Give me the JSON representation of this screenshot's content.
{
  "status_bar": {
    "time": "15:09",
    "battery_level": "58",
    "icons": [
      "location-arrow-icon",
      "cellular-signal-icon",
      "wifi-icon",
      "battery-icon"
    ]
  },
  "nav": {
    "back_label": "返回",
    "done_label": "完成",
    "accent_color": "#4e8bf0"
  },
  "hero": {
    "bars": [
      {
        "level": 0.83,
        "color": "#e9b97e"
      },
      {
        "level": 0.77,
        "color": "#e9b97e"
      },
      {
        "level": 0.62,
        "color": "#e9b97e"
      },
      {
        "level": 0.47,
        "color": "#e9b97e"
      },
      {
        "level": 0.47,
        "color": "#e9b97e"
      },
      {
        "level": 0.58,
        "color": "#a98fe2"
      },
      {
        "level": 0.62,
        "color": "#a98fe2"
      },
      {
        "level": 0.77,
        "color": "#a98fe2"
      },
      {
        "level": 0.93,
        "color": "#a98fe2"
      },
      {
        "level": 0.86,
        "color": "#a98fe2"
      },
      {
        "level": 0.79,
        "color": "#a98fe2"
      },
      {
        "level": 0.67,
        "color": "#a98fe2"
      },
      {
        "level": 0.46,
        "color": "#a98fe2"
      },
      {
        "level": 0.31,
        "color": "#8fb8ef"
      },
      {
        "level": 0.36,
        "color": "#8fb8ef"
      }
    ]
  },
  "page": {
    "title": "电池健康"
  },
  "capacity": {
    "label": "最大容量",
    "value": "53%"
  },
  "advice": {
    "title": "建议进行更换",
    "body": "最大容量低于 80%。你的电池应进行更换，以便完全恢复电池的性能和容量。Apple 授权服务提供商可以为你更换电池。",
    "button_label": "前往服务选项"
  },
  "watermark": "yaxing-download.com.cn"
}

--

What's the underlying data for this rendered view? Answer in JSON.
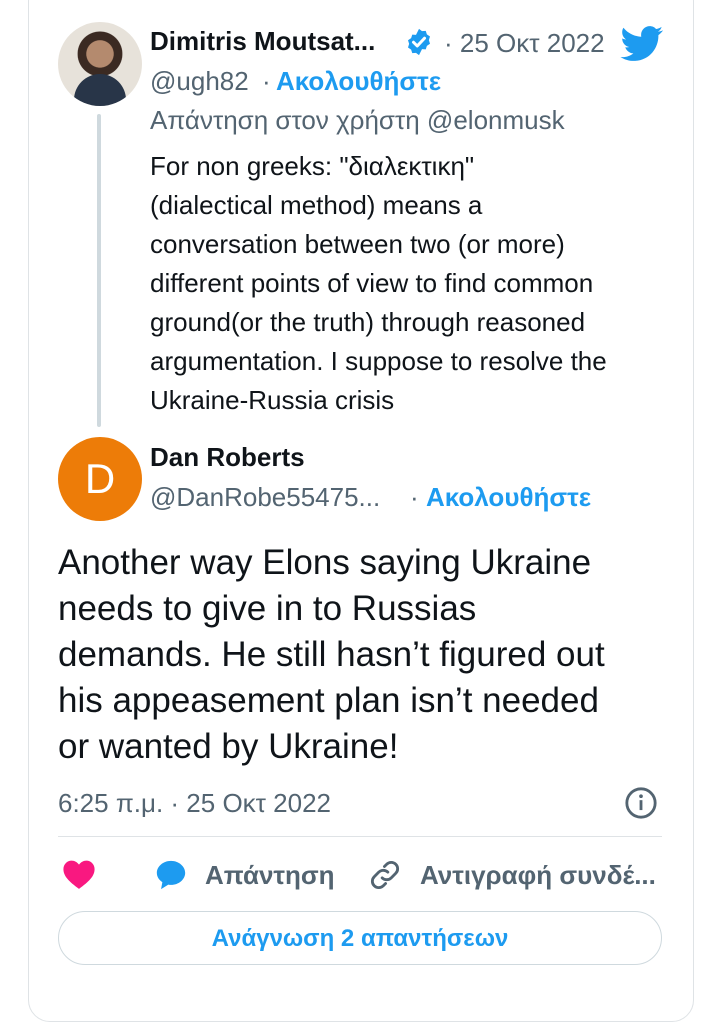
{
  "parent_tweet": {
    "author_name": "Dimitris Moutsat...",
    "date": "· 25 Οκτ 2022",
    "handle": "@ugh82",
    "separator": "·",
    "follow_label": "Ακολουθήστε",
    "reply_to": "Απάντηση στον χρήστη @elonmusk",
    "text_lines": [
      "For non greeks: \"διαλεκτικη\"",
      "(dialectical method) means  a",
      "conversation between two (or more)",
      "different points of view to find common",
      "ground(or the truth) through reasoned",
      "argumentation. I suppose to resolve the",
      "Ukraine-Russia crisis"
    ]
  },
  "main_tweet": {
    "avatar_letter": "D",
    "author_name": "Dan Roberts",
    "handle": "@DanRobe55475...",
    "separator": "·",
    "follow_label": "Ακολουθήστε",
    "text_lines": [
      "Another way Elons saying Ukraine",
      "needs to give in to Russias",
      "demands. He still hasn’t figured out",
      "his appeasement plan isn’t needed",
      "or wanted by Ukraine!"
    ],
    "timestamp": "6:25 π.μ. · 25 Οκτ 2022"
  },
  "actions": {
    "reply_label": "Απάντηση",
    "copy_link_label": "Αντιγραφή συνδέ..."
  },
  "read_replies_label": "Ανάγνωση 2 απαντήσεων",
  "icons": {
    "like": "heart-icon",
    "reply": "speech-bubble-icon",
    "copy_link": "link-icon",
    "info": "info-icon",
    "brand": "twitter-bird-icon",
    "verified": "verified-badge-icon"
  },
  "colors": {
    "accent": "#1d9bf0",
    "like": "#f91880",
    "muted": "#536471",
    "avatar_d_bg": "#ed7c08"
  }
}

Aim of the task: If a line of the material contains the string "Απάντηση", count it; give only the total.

Problem solution: 2